App and web page records

★ ★ ★ ★

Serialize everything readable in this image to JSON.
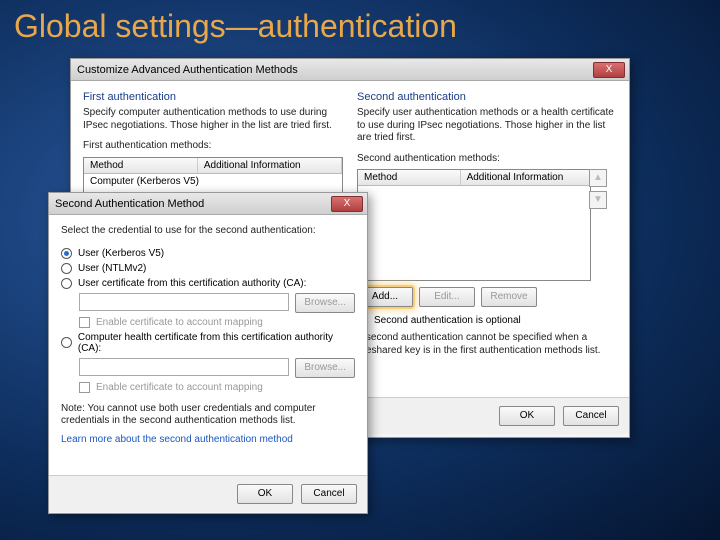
{
  "slide": {
    "title": "Global settings—authentication"
  },
  "dlg1": {
    "title": "Customize Advanced Authentication Methods",
    "close": "X",
    "first": {
      "heading": "First authentication",
      "desc": "Specify computer authentication methods to use during IPsec negotiations. Those higher in the list are tried first.",
      "label": "First authentication methods:",
      "col_method": "Method",
      "col_info": "Additional Information",
      "row1": "Computer (Kerberos V5)"
    },
    "second": {
      "heading": "Second authentication",
      "desc": "Specify user authentication methods or a health certificate to use during IPsec negotiations. Those higher in the list are tried first.",
      "label": "Second authentication methods:",
      "col_method": "Method",
      "col_info": "Additional Information",
      "btn_add": "Add...",
      "btn_edit": "Edit...",
      "btn_remove": "Remove",
      "optional": "Second authentication is optional",
      "warn": "A second authentication cannot be specified when a preshared key is in the first authentication methods list."
    },
    "ok": "OK",
    "cancel": "Cancel"
  },
  "dlg2": {
    "title": "Second Authentication Method",
    "close": "X",
    "prompt": "Select the credential to use for the second authentication:",
    "opt1": "User (Kerberos V5)",
    "opt2": "User (NTLMv2)",
    "opt3": "User certificate from this certification authority (CA):",
    "browse": "Browse...",
    "map1": "Enable certificate to account mapping",
    "opt4": "Computer health certificate from this certification authority (CA):",
    "map2": "Enable certificate to account mapping",
    "note": "Note: You cannot use both user credentials and computer credentials in the second authentication methods list.",
    "link": "Learn more about the second authentication method",
    "ok": "OK",
    "cancel": "Cancel"
  }
}
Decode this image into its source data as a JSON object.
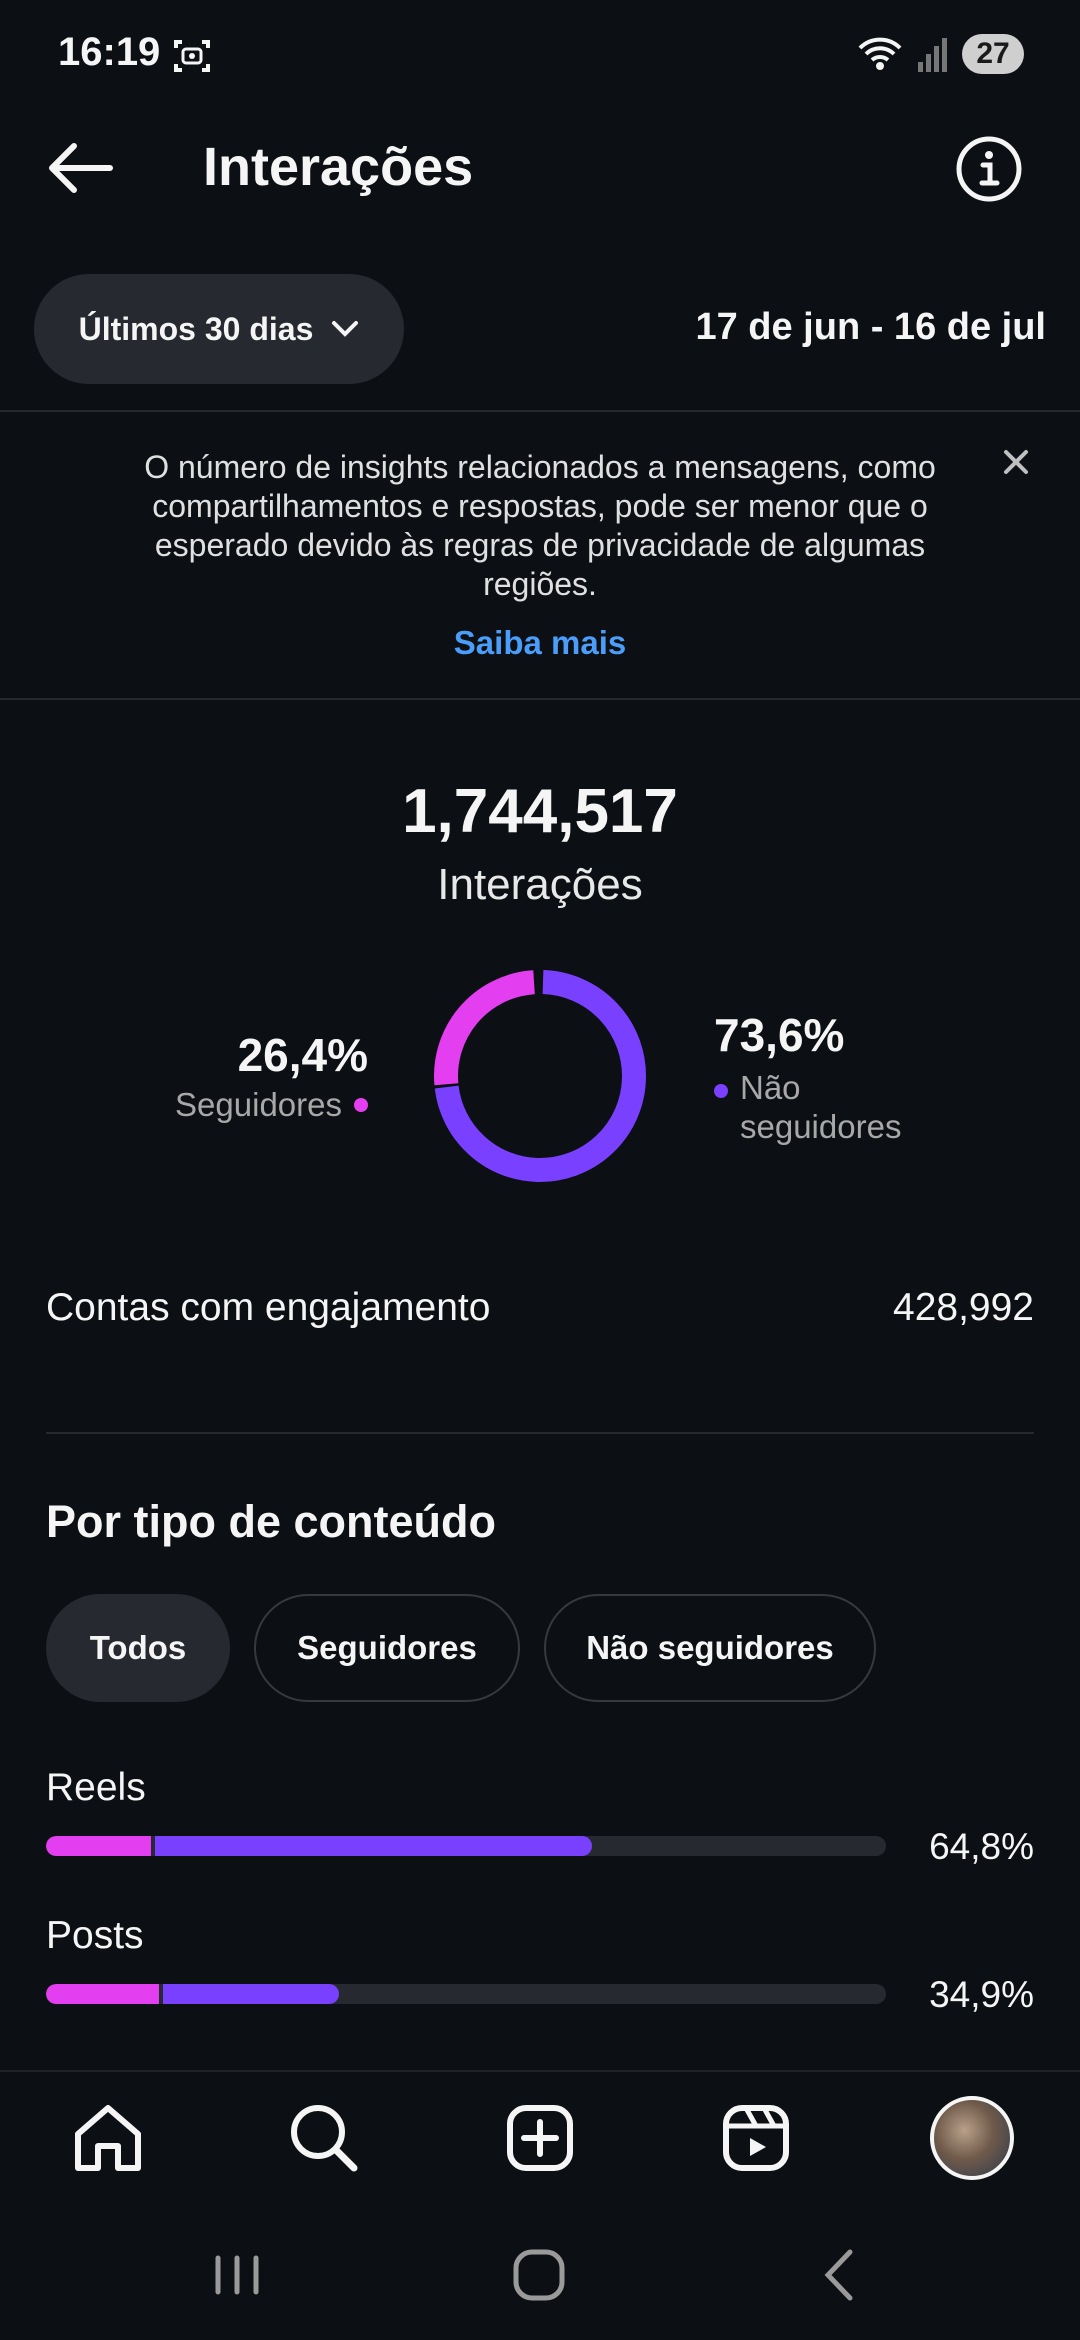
{
  "status_bar": {
    "time": "16:19",
    "battery": "27"
  },
  "header": {
    "title": "Interações"
  },
  "period": {
    "label": "Últimos 30 dias",
    "range": "17 de jun - 16 de jul"
  },
  "notice": {
    "text": "O número de insights relacionados a mensagens, como compartilhamentos e respostas, pode ser menor que o esperado devido às regras de privacidade de algumas regiões.",
    "link": "Saiba mais"
  },
  "summary": {
    "total": "1,744,517",
    "total_label": "Interações",
    "followers_pct": "26,4%",
    "followers_label": "Seguidores",
    "nonfollowers_pct": "73,6%",
    "nonfollowers_label": "Não seguidores",
    "followers_share": 0.264,
    "nonfollowers_share": 0.736,
    "colors": {
      "followers": "#e33ff0",
      "nonfollowers": "#7a40ff"
    }
  },
  "engaged": {
    "label": "Contas com engajamento",
    "value": "428,992"
  },
  "content_type": {
    "title": "Por tipo de conteúdo",
    "filters": [
      "Todos",
      "Seguidores",
      "Não seguidores"
    ],
    "selected_filter": "Todos",
    "rows": [
      {
        "label": "Reels",
        "pct": "64,8%",
        "followers_share": 0.125,
        "nonfollowers_share": 0.525
      },
      {
        "label": "Posts",
        "pct": "34,9%",
        "followers_share": 0.135,
        "nonfollowers_share": 0.214
      }
    ]
  },
  "nav": {
    "items": [
      "home-icon",
      "search-icon",
      "create-icon",
      "reels-icon",
      "profile-avatar"
    ],
    "system": [
      "recents-icon",
      "home-circle-icon",
      "back-chevron-icon"
    ]
  }
}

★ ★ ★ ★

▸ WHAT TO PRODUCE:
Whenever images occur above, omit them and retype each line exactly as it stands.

▸ EXERCISE RESULT:
Serialize everything readable in this image to JSON.
{
  "slide": {
    "title": "Global settings—authentication"
  },
  "dlg1": {
    "title": "Customize Advanced Authentication Methods",
    "close": "X",
    "first": {
      "heading": "First authentication",
      "desc": "Specify computer authentication methods to use during IPsec negotiations. Those higher in the list are tried first.",
      "label": "First authentication methods:",
      "col_method": "Method",
      "col_info": "Additional Information",
      "row1": "Computer (Kerberos V5)"
    },
    "second": {
      "heading": "Second authentication",
      "desc": "Specify user authentication methods or a health certificate to use during IPsec negotiations. Those higher in the list are tried first.",
      "label": "Second authentication methods:",
      "col_method": "Method",
      "col_info": "Additional Information",
      "btn_add": "Add...",
      "btn_edit": "Edit...",
      "btn_remove": "Remove",
      "optional": "Second authentication is optional",
      "warn": "A second authentication cannot be specified when a preshared key is in the first authentication methods list."
    },
    "ok": "OK",
    "cancel": "Cancel"
  },
  "dlg2": {
    "title": "Second Authentication Method",
    "close": "X",
    "prompt": "Select the credential to use for the second authentication:",
    "opt1": "User (Kerberos V5)",
    "opt2": "User (NTLMv2)",
    "opt3": "User certificate from this certification authority (CA):",
    "browse": "Browse...",
    "map1": "Enable certificate to account mapping",
    "opt4": "Computer health certificate from this certification authority (CA):",
    "map2": "Enable certificate to account mapping",
    "note": "Note: You cannot use both user credentials and computer credentials in the second authentication methods list.",
    "link": "Learn more about the second authentication method",
    "ok": "OK",
    "cancel": "Cancel"
  }
}
Decode this image into its source data as a JSON object.
{
  "status_bar": {
    "time": "16:19",
    "battery": "27"
  },
  "header": {
    "title": "Interações"
  },
  "period": {
    "label": "Últimos 30 dias",
    "range": "17 de jun - 16 de jul"
  },
  "notice": {
    "text": "O número de insights relacionados a mensagens, como compartilhamentos e respostas, pode ser menor que o esperado devido às regras de privacidade de algumas regiões.",
    "link": "Saiba mais"
  },
  "summary": {
    "total": "1,744,517",
    "total_label": "Interações",
    "followers_pct": "26,4%",
    "followers_label": "Seguidores",
    "nonfollowers_pct": "73,6%",
    "nonfollowers_label": "Não seguidores",
    "followers_share": 0.264,
    "nonfollowers_share": 0.736,
    "colors": {
      "followers": "#e33ff0",
      "nonfollowers": "#7a40ff"
    }
  },
  "engaged": {
    "label": "Contas com engajamento",
    "value": "428,992"
  },
  "content_type": {
    "title": "Por tipo de conteúdo",
    "filters": [
      "Todos",
      "Seguidores",
      "Não seguidores"
    ],
    "selected_filter": "Todos",
    "rows": [
      {
        "label": "Reels",
        "pct": "64,8%",
        "followers_share": 0.125,
        "nonfollowers_share": 0.525
      },
      {
        "label": "Posts",
        "pct": "34,9%",
        "followers_share": 0.135,
        "nonfollowers_share": 0.214
      }
    ]
  },
  "nav": {
    "items": [
      "home-icon",
      "search-icon",
      "create-icon",
      "reels-icon",
      "profile-avatar"
    ],
    "system": [
      "recents-icon",
      "home-circle-icon",
      "back-chevron-icon"
    ]
  }
}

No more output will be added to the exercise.